Work task
Check each line of the entries below for the string "직접발행"; copy every line where it appears.

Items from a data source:
+ + + + + + +

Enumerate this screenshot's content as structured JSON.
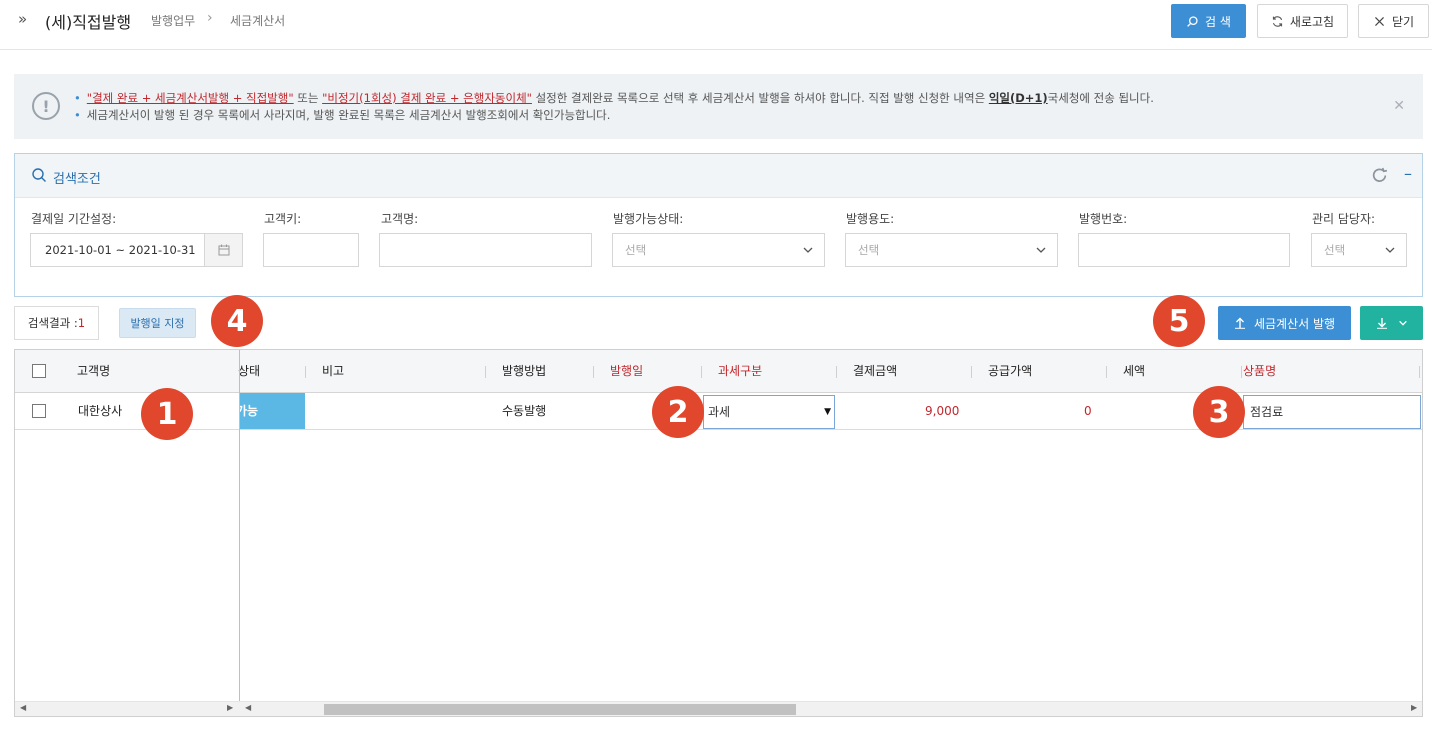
{
  "header": {
    "title": "(세)직접발행",
    "breadcrumb": [
      "발행업무",
      "세금계산서"
    ],
    "buttons": {
      "search": "검 색",
      "refresh": "새로고침",
      "close": "닫기"
    }
  },
  "notice": {
    "line1_red1": "\"결제 완료 + 세금계산서발행 + 직접발행\"",
    "line1_mid": " 또는 ",
    "line1_red2": "\"비정기(1회성) 결제 완료 + 은행자동이체\"",
    "line1_rest": " 설정한 결제완료 목록으로 선택 후 세금계산서 발행을 하셔야 합니다. 직접 발행 신청한 내역은 ",
    "line1_strong": "익일(D+1)",
    "line1_end": "국세청에 전송 됩니다.",
    "line2": "세금계산서이 발행 된 경우 목록에서 사라지며, 발행 완료된 목록은 세금계산서 발행조회에서 확인가능합니다."
  },
  "search_panel": {
    "title": "검색조건",
    "fields": {
      "period_label": "결제일 기간설정:",
      "period_value": "2021-10-01 ~ 2021-10-31",
      "customer_key_label": "고객키:",
      "customer_name_label": "고객명:",
      "status_label": "발행가능상태:",
      "status_value": "선택",
      "purpose_label": "발행용도:",
      "purpose_value": "선택",
      "number_label": "발행번호:",
      "manager_label": "관리 담당자:",
      "manager_value": "선택"
    }
  },
  "results": {
    "count_label": "검색결과 : ",
    "count_value": "1",
    "set_date_button": "발행일 지정",
    "issue_button": "세금계산서 발행"
  },
  "markers": [
    "1",
    "2",
    "3",
    "4",
    "5"
  ],
  "grid": {
    "headers": {
      "customer": "고객명",
      "status": "상태",
      "note": "비고",
      "method": "발행방법",
      "issue_date": "발행일",
      "tax_type": "과세구분",
      "payment_amount": "결제금액",
      "supply_amount": "공급가액",
      "tax": "세액",
      "product": "상품명"
    },
    "rows": [
      {
        "customer": "대한상사",
        "status": "가능",
        "note": "",
        "method": "수동발행",
        "issue_date": "",
        "tax_type": "과세",
        "payment_amount": "9,000",
        "supply_amount": "0",
        "tax": "",
        "product": "점검료"
      }
    ]
  },
  "colors": {
    "primary": "#3c8fd4",
    "teal": "#22b3a0",
    "required": "#c0282d",
    "marker": "#e0472d",
    "status_fill": "#5bb7e3"
  }
}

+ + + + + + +

Problem solution
    "title": "(세)직접발행",
    "line1_red1": "\"결제 완료 + 세금계산서발행 + 직접발행\"",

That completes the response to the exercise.